Circling though the gallery spaces, I was overwhelmed by the many screen-based works on offer. Even Hong Kong’s tallest building had been transformed into one. Some screens invited participation, others provoked contemplation, some looked back at you – some did all three. I love screen content – but with these visual surfaces already so pervasive in my everyday life - my curiosity was more compelled toward the sculptural objects and installations that shared the physical space around me.

[caption id="attachment_59322" align="aligncenter" width="620"]Credits: Tai Ngaio Lung Credits: Tai Ngaio Lung[/caption]

One such example is Daniel Miller’s Ouroboros – a floor dwelling robot that consumes itself. Appropriating technologies common to rapid-prototyping labs - Ardunio controllers, filament extruders and CNC cut prototype mechanisms - Miller has connected a series of micro-manufacturing machines into a cannibalistic circuit that ingests plastic, chops it into small sections, melts them down, then re-extrudes them as a plastic tail only to be swallowed by the same robot in a perpetual loop. This mechanical self- devouring snake is both hilarious and revolting in its collapsing together of micro-production labs, notions of recycling, and a hint of the Human Centipede.

Also occupying corporeal space were the performance works that preceded each of the evening keynotes. These seated events provided a welcome moment to recharge and let the collected ideas digest in the mind. During one such intermission, watching a compelling recital of Foxconn Frequency, I began contemplating the limits of media itself. I recalled media archeologist Jussi Parikka reflecting on how European scientific discovery had implicitly perceived the entire planet as media; a giant recording device on to which evolutionary and geological data had been inscribed. It occurred to me that through mining to produce more technology products, we inscribe the planet further. The earth is simultaneously recording and playing itself.

As the symposium drew to an end, the Cultural Revolution called for seemed critically connected to our use of planetary resources. These concerns dominated two of the keynotes. Natalie Jeremijenko presented a series of art/science experiments that aimed to inspire social change toward ecological sustainability, while Benjamin Bratton unpicked the ‘accidental superstructure’ of global computational logic. Computer storage, he reminded us, has overtaken the airline industry in its carbon emissions. With ISEA participants jetting in from across the planet to present technology driven work now archived in servers globally - this remonstration hit a target.

[caption id="attachment_59323" align="aligncenter" width="620"]Credits: Tai Ngaio Lung Credits: Tai Ngaio Lung[/caption]
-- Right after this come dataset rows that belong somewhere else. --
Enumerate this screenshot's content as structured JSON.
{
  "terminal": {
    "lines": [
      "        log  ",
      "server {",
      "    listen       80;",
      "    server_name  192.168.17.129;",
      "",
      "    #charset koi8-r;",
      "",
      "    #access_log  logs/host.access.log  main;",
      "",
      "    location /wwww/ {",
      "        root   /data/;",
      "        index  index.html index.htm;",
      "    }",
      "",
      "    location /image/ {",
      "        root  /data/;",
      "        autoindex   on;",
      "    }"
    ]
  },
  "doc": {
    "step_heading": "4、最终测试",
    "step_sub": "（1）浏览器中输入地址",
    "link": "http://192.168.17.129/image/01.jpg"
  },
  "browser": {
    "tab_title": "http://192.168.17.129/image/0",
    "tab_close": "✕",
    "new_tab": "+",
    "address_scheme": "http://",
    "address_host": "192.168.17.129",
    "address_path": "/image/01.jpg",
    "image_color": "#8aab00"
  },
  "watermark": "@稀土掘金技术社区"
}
As the world of media arts wrestles with its impact on the planet, the 2017 theme: Bio-creation and Peace - hosted in Manizales, Colombia – opens up new paths for discussion. Colombia, along with South Africa who will host in 2018, gave rousing glimpses of what to expect over an ISEA lunchtime general meeting, in which bids to host the 2019 event were also made. Following a spirited presentation by Gwangju /South Korea, a composed pitch by Florence/Italy cited 2019 as the 500-year anniversary of the illustrious ancestor of arts/technology, Leonardo DaVinci, an invocation that impacted the room like a dropped mic. Although decisions are yet to be made, it’s interesting to map the trajectory of ISEA events and how they appear to trace both the innovation centers and the supply chains of media arts technologies. With Hong Kong representing both of these, 2016 provided a rich celebration and stirring critique of the politics of progress though technology and art.


Dr Hugh Davies is an interdisciplinary artist and media researcher. His investigations explore transmedia games, Asian screen cultures and technology histories. He writes and speaks on digital culture, contemporary art and higher education.